There is Lyme Bay, including the 18 mile long Chesil Beach. There’s the Isle of Portland, where the world famous Portland Stone has been quarried for many centuries, to build some of the most spectacular buildings around the world.
Poole Harbour is the second largest natural harbour in the world after Sydney harbour. Much of it is given over to nature reserve, making it a fabulous place to walk, spot rare species of wildlife, and for those who like the water, it is a superb and safe place to explore in a sailing dinghy or canoe.
The South West Coast Path stretches from the north of Somerset, along the north coast of Devon and Cornwall, then along the south coasts of Cornwall, Devon and Dorset. The Dorset stretch of coast path takes in some spectacular cliff top and beachside paths.
Nestled in between the cliffs, just to the east of the holiday resort town and fishing port of Weymouth, is Ringstead Bay.
It is a small hamlet, with no more than 20 private houses, one small shop and a small chapel (which is halfway up the cliff to the east). You can drive to the bay, taking a narrow track that heads down between the cliffs. There is a car park, only 50 yards from the beach. You can pay your car park fee to the shop, and then spend the day exploring on foot.
The beach, which is mostly shingle, but with some patches of sand, stretches around the bay in both directions. The part nearest the car park is sheltered by a reef that protects it completely from the waves for most of the day, except for an hour or so either side of high tide.
This makes the water especially safe for swimming and messing around in boats or inflatables, and has the added bonus at low tide of being a bit warmer than the usual sea temperature.

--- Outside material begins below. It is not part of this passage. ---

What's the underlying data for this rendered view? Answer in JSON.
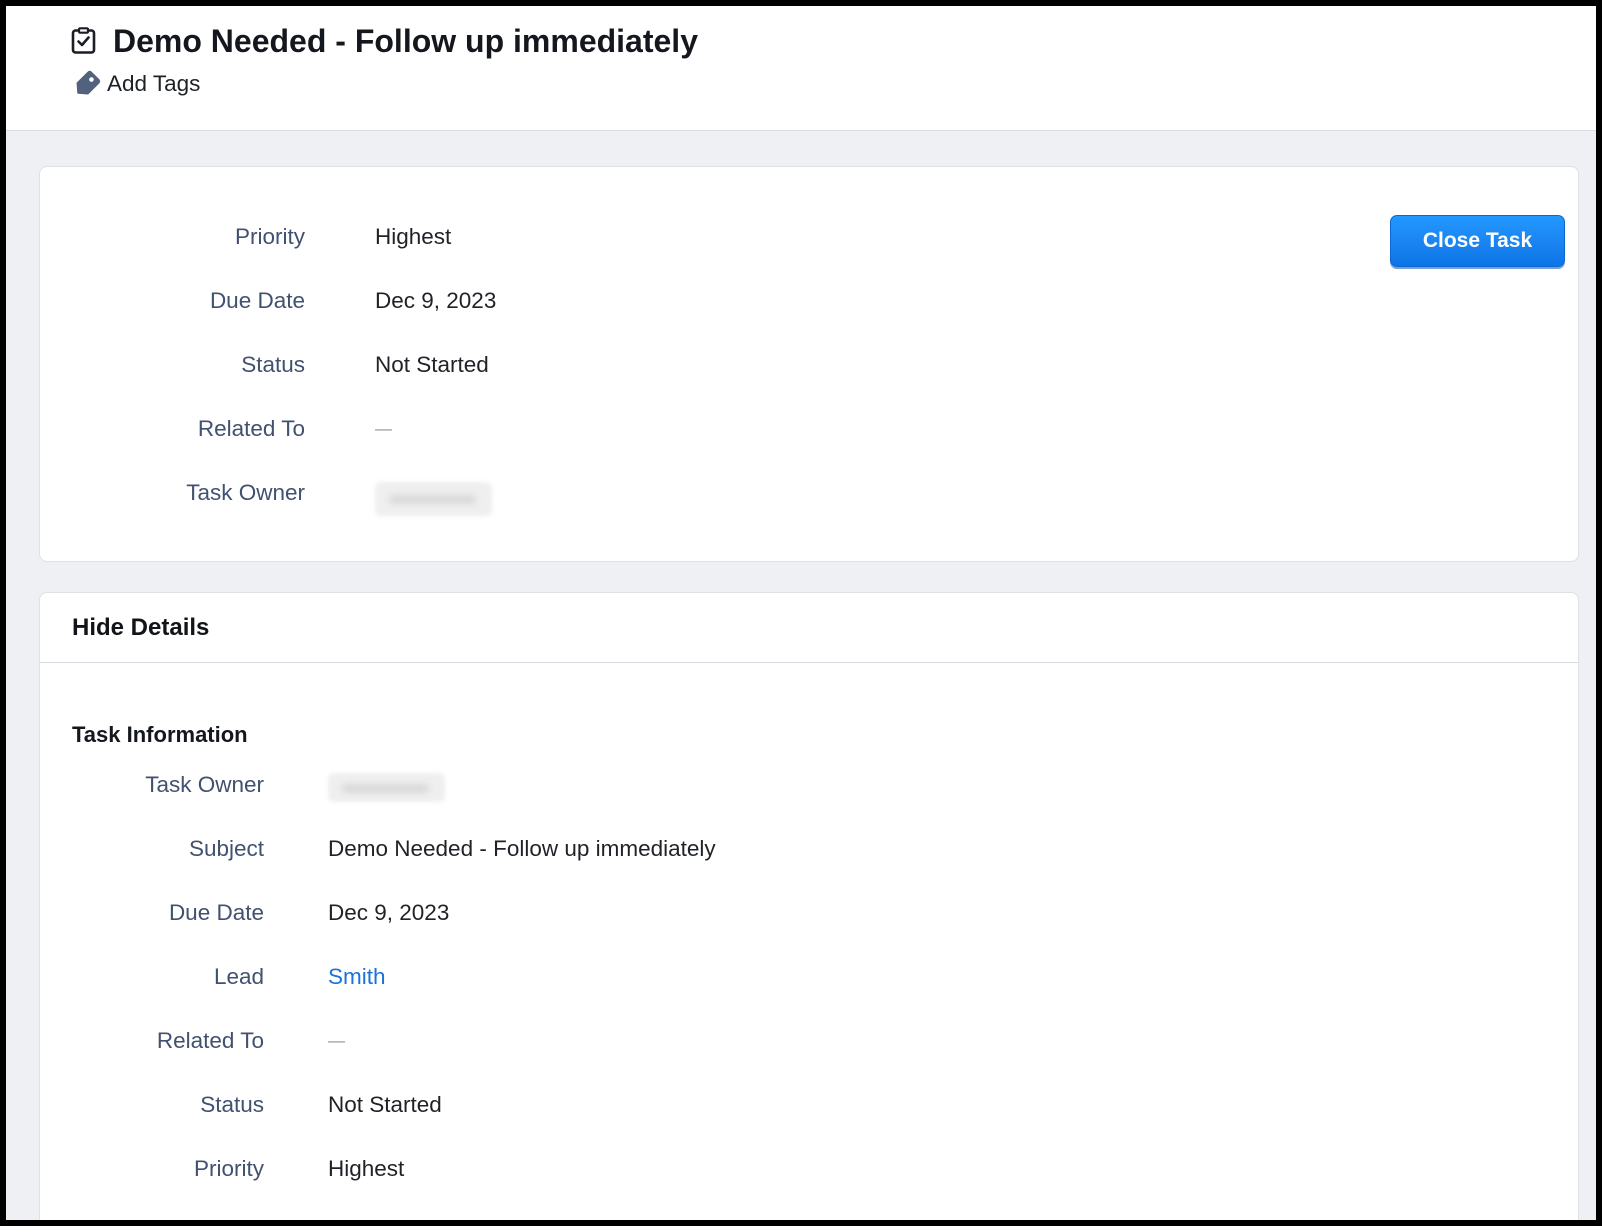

If you have access to a boat, a short trip off the beach, especially early in the morning or late afternoon, gives you good access to some great mackerel fishing.

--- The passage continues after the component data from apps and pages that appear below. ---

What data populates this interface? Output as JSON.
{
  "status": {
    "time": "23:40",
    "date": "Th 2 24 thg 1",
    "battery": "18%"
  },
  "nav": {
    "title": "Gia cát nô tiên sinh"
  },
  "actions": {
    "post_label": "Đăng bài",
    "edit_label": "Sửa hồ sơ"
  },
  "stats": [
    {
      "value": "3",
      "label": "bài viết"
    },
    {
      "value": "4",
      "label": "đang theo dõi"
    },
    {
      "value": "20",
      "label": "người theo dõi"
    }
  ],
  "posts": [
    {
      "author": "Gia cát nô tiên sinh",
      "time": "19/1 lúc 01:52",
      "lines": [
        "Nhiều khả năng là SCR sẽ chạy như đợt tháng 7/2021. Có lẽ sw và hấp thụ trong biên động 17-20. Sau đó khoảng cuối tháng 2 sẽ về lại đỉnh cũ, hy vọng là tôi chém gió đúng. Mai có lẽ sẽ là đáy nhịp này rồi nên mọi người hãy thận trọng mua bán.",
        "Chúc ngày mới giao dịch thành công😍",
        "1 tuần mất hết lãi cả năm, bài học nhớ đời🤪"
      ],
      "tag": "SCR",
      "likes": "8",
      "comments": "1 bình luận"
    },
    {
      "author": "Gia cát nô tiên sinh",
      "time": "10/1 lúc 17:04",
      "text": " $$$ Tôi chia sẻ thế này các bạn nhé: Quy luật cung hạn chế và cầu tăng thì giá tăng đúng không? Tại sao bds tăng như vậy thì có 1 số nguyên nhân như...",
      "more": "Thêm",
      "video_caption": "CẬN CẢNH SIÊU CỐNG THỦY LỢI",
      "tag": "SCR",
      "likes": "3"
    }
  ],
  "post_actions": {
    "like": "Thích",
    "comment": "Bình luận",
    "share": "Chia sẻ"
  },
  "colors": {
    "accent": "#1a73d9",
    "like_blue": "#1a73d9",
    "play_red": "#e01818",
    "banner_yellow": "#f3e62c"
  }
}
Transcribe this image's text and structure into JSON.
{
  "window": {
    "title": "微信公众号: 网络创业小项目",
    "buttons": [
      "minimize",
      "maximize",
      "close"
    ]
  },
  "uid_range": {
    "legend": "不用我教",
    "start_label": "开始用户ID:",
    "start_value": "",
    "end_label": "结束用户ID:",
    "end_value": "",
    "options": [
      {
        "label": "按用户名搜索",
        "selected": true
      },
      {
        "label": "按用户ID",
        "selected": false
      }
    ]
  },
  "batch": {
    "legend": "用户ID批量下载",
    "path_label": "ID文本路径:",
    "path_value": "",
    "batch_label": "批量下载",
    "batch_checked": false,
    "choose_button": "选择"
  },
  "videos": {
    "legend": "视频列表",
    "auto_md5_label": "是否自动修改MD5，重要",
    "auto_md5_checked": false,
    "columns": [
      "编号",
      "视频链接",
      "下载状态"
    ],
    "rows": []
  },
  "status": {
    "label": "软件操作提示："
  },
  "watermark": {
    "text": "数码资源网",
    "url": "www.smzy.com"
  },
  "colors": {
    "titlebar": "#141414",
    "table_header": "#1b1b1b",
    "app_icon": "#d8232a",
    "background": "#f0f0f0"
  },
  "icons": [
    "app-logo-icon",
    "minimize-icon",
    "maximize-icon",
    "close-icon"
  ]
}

If walking is your thing, head east from the car park, and you will quickly begin the climb up White Nothe, one of the highest cliffs along the Dorset coast. Just below on your right hand side as you ascend, is an area called “burning cliff”. The composition of the soil here is such that it is flammable, and on rare occasions it has been known to catch alight.
If you are a brave walker, then instead of heading along the coast path, walk along the beech, right around Ringstead Bay. At the end of the bay, you can pick up a path that then winds right up the front of the cliff. Don’t take this route if you don’t like heights !

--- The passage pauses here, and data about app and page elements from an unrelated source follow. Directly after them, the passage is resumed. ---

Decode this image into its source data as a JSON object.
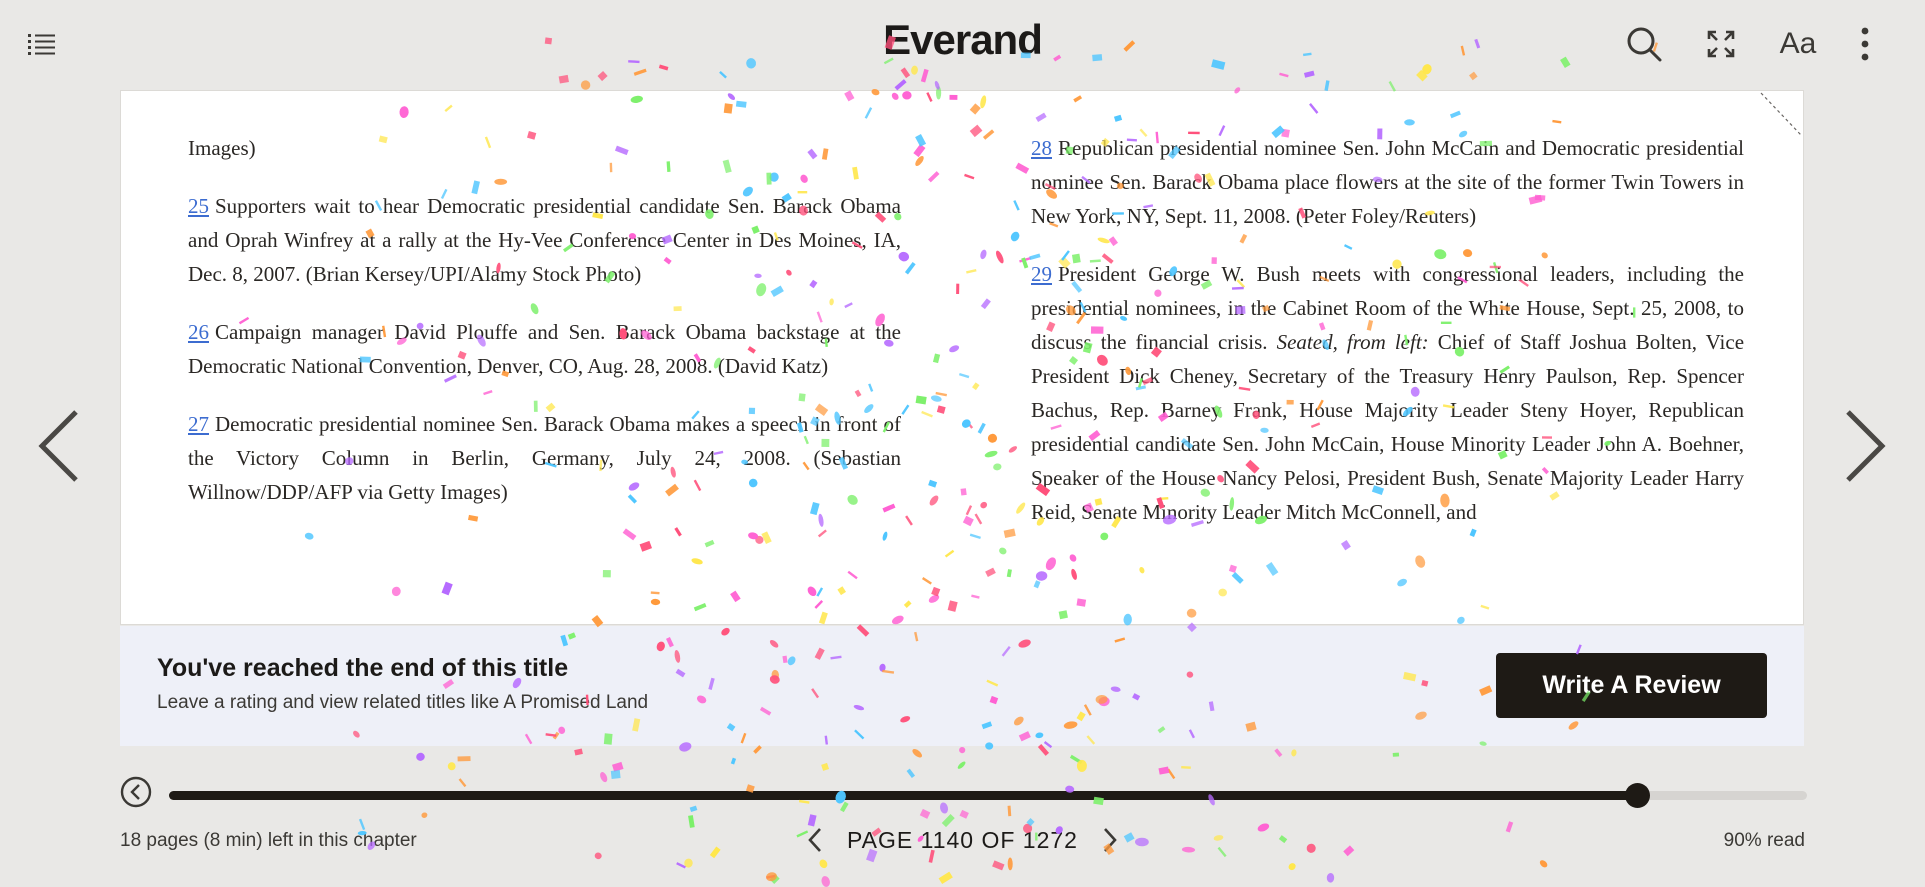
{
  "app": {
    "logo": "Everand"
  },
  "toolbar": {
    "toc_icon": "list-icon",
    "search_icon": "search-icon",
    "fullscreen_icon": "expand-icon",
    "font_label": "Aa",
    "more_icon": "more-vertical-icon"
  },
  "navigation": {
    "prev_icon": "chevron-left-icon",
    "next_icon": "chevron-right-icon"
  },
  "page": {
    "left_column": [
      {
        "fn": "",
        "text": "Images)"
      },
      {
        "fn": "25",
        "text": "Supporters wait to hear Democratic presidential candidate Sen. Barack Obama and Oprah Winfrey at a rally at the Hy-Vee Conference Center in Des Moines, IA, Dec. 8, 2007. (Brian Kersey/UPI/Alamy Stock Photo)"
      },
      {
        "fn": "26",
        "text": "Campaign manager David Plouffe and Sen. Barack Obama backstage at the Democratic National Convention, Denver, CO, Aug. 28, 2008. (David Katz)"
      },
      {
        "fn": "27",
        "text": "Democratic presidential nominee Sen. Barack Obama makes a speech in front of the Victory Column in Berlin, Germany, July 24, 2008. (Sebastian Willnow/DDP/AFP via Getty Images)"
      }
    ],
    "right_column": {
      "p28_fn": "28",
      "p28_text": "Republican presidential nominee Sen. John McCain and Democratic presidential nominee Sen. Barack Obama place flowers at the site of the former Twin Towers in New York, NY, Sept. 11, 2008. (Peter Foley/Reuters)",
      "p29_fn": "29",
      "p29_text_a": "President George W. Bush meets with congressional leaders, including the presidential nominees, in the Cabinet Room of the White House, Sept. 25, 2008, to discuss the financial crisis.",
      "p29_italic": "Seated, from left:",
      "p29_text_b": "Chief of Staff Joshua Bolten, Vice President Dick Cheney, Secretary of the Treasury Henry Paulson, Rep. Spencer Bachus, Rep. Barney Frank, House Majority Leader Steny Hoyer, Republican presidential candidate Sen. John McCain, House Minority Leader John A. Boehner, Speaker of the House Nancy Pelosi, President Bush, Senate Majority Leader Harry Reid, Senate Minority Leader Mitch McConnell, and"
    }
  },
  "end_banner": {
    "title": "You've reached the end of this title",
    "subtitle": "Leave a rating and view related titles like A Promised Land",
    "review_button": "Write A Review"
  },
  "footer": {
    "back_icon": "back-circle-icon",
    "chapter_remaining": "18 pages (8 min) left in this chapter",
    "page_label": "PAGE 1140 OF 1272",
    "percent_read": "90% read",
    "progress_fraction": 0.896
  },
  "colors": {
    "background": "#e9e8e6",
    "page": "#ffffff",
    "banner": "#eef0f8",
    "accent_dark": "#1e1a15",
    "footnote_link": "#3c6cd0",
    "confetti": [
      "#ff5fd2",
      "#ffe74c",
      "#7cf06a",
      "#4fc6ff",
      "#b66bff",
      "#ff9a3c",
      "#ff4f7a"
    ]
  }
}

At the top of White Nothe there is are some old coast guard cottages, and a World War Two look out point, offering superb views across to Portland and Weymouth.
If you continue the walk eastwards, up and down hills and cliffs, eventually you will be rewarded with a view of Durdle Door, a huge natural archway, and just afterwards you will reach the picturesque village of Lulworth Cove.
To the west of Ringstead Bay, a shorter and slightly more gentle walk of about a mile, will take you to Osmington. The Smuggler’s Inn is a good place to stop for a lunchtime beer, an afternoon tea or an evening meal. Remember though that walking back to Ringstead Bay along the cliff paths after a beer, or in the dark, can present some challenges !
In summer, Ringstead Bay can get quite busy, but you only have to venture 50 yards or so away from the main part of the beach, and you’ll find plenty of privacy.
In winter the beach is usually deserted, with just a few brave kite surfers or windsurfers for company.
Some of the houses in the Bay are Holiday Cottages, and make a superb base for a longer holiday. There is also a holiday park in the Bay, with caravans for rent, and occasionally for sale. Otherwise, there are plenty of places to stay in the surrounding towns of Weymouth, Dorchester and the surrounding countryside.